-- EXERCISE INPUTS --
Segment Open

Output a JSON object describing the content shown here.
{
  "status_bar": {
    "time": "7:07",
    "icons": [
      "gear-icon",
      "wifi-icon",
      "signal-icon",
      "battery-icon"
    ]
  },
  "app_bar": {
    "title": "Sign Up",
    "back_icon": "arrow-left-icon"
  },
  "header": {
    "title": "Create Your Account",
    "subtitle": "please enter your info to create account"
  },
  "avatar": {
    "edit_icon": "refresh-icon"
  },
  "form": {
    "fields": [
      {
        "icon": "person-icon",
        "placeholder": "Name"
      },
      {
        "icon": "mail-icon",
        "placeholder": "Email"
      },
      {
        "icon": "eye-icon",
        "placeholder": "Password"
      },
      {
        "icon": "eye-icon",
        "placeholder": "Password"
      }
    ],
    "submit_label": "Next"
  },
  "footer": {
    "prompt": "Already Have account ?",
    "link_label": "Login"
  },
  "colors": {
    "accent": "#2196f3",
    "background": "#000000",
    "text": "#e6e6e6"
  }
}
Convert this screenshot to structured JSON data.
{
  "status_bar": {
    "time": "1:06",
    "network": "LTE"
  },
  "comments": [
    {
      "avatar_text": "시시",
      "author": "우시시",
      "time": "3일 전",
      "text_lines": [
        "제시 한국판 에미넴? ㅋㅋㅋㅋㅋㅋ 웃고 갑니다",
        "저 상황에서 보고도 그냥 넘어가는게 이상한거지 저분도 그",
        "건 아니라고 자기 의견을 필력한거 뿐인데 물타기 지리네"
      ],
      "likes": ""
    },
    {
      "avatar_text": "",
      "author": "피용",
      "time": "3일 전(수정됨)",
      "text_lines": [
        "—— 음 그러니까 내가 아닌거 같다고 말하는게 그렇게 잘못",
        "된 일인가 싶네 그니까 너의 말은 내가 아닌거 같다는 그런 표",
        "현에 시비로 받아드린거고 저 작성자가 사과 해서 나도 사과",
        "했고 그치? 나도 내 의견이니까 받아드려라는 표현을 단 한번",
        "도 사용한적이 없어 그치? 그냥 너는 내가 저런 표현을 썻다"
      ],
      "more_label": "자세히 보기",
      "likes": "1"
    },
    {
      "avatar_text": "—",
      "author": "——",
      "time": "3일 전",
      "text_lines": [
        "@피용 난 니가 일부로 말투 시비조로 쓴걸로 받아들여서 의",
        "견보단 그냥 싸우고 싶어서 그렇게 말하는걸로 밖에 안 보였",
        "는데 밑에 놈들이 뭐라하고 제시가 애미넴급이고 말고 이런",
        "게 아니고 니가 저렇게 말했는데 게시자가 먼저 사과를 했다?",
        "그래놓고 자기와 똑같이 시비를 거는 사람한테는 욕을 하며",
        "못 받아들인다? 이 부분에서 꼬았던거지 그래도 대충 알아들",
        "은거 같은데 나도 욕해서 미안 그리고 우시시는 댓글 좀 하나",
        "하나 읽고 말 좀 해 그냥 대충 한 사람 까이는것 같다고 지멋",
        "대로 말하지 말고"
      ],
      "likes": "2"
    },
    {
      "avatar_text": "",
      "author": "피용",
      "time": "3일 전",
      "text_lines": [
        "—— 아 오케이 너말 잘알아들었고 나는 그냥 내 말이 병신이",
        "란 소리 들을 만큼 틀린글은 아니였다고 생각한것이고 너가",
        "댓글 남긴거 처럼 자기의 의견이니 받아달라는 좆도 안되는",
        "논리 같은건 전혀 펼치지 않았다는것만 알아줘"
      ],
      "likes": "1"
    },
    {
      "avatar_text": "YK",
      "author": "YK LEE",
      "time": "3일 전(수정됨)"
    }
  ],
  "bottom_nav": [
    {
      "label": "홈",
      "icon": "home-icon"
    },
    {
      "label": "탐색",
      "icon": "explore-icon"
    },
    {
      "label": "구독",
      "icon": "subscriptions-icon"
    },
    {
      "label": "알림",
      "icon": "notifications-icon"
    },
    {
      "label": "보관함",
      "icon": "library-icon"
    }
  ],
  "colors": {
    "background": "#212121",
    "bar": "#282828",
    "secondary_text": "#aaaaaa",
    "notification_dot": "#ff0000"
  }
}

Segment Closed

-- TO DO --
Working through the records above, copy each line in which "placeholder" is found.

-- ANSWER TO THIS PROBLEM --
        "placeholder": "Name"
        "placeholder": "Email"
        "placeholder": "Password"
        "placeholder": "Password"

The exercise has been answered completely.